DATA PROVIDED Block Start

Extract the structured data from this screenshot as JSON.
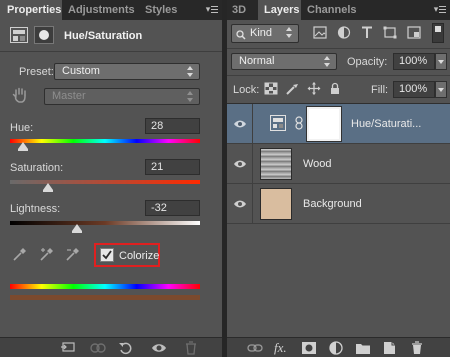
{
  "properties_panel": {
    "tabs": [
      {
        "label": "Properties",
        "active": true
      },
      {
        "label": "Adjustments",
        "active": false
      },
      {
        "label": "Styles",
        "active": false
      }
    ],
    "header_title": "Hue/Saturation",
    "preset_label": "Preset:",
    "preset_value": "Custom",
    "channel_value": "Master",
    "sliders": [
      {
        "label": "Hue:",
        "value": "28",
        "position": 0.07
      },
      {
        "label": "Saturation:",
        "value": "21",
        "position": 0.2
      },
      {
        "label": "Lightness:",
        "value": "-32",
        "position": 0.35
      }
    ],
    "colorize_label": "Colorize",
    "colorize_checked": true,
    "highlight_color": "#e02020"
  },
  "layers_panel": {
    "tabs": [
      {
        "label": "3D",
        "active": false
      },
      {
        "label": "Layers",
        "active": true
      },
      {
        "label": "Channels",
        "active": false
      }
    ],
    "filter_kind": "Kind",
    "blend_mode": "Normal",
    "opacity_label": "Opacity:",
    "opacity_value": "100%",
    "lock_label": "Lock:",
    "fill_label": "Fill:",
    "fill_value": "100%",
    "layers": [
      {
        "name": "Hue/Saturati...",
        "type": "adjustment",
        "selected": true
      },
      {
        "name": "Wood",
        "type": "pixel",
        "selected": false
      },
      {
        "name": "Background",
        "type": "pixel",
        "selected": false
      }
    ],
    "background_swatch": "#d9bd9f",
    "selection_color": "#5a6f85"
  }
}
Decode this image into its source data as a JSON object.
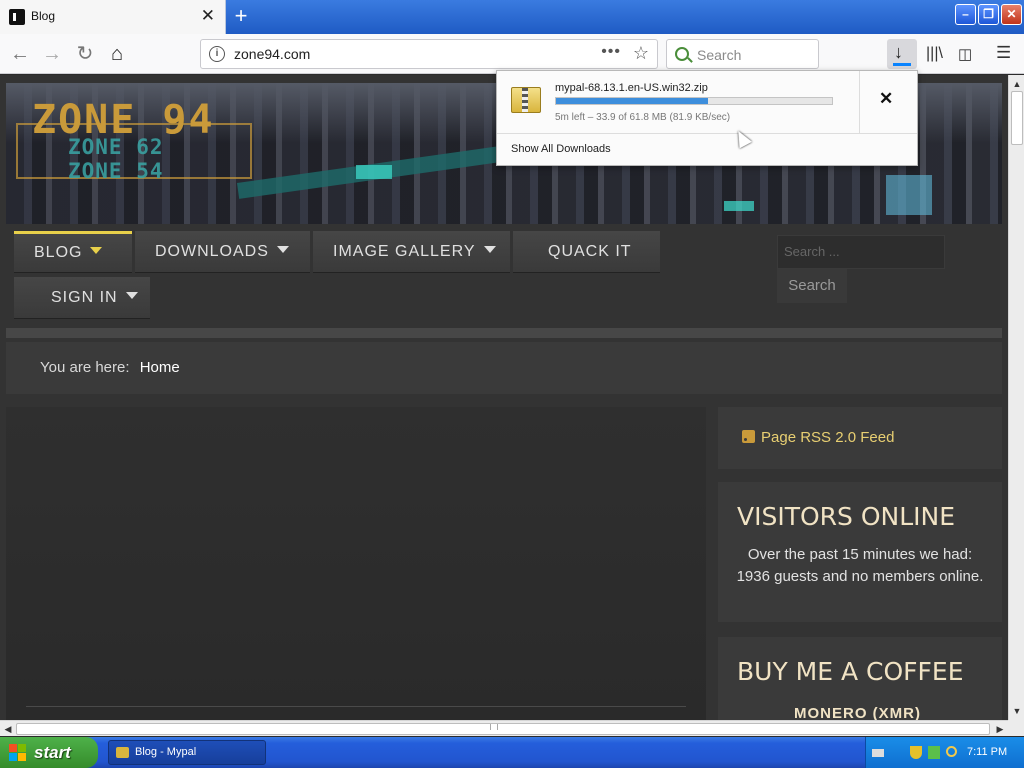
{
  "browser": {
    "tab_title": "Blog",
    "tab_close": "✕",
    "new_tab": "+",
    "url": "zone94.com",
    "url_menu": "•••",
    "search_placeholder": "Search",
    "accent": "#0a84ff"
  },
  "downloads": {
    "filename": "mypal-68.13.1.en-US.win32.zip",
    "status": "5m left – 33.9 of 61.8 MB (81.9 KB/sec)",
    "progress_fraction": 0.549,
    "cancel_label": "✕",
    "show_all": "Show All Downloads"
  },
  "site": {
    "logo_main": "ZONE 94",
    "logo_sub1": "ZONE 62",
    "logo_sub2": "ZONE 54",
    "menu": [
      {
        "label": "BLOG",
        "has_caret": true,
        "active": true
      },
      {
        "label": "DOWNLOADS",
        "has_caret": true,
        "active": false
      },
      {
        "label": "IMAGE GALLERY",
        "has_caret": true,
        "active": false
      },
      {
        "label": "QUACK IT",
        "has_caret": false,
        "active": false
      },
      {
        "label": "SIGN IN",
        "has_caret": true,
        "active": false
      }
    ],
    "search_placeholder": "Search ...",
    "search_button": "Search",
    "breadcrumb_prefix": "You are here:",
    "breadcrumb_home": "Home",
    "rss_label": "Page RSS 2.0 Feed",
    "visitors_title": "VISITORS ONLINE",
    "visitors_text": "Over the past 15 minutes we had: 1936 guests and no members online.",
    "coffee_title": "BUY ME A COFFEE",
    "coffee_sub": "MONERO (XMR)",
    "accent_yellow": "#e8d04a"
  },
  "taskbar": {
    "start_label": "start",
    "window_item": "Blog - Mypal",
    "clock": "7:11 PM"
  }
}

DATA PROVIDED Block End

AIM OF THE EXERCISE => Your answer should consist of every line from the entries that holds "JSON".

SOLUTION FOR THIS PROBLEM =>
Extract the structured data from this screenshot as JSON.
Decode this image into its source data as a JSON object.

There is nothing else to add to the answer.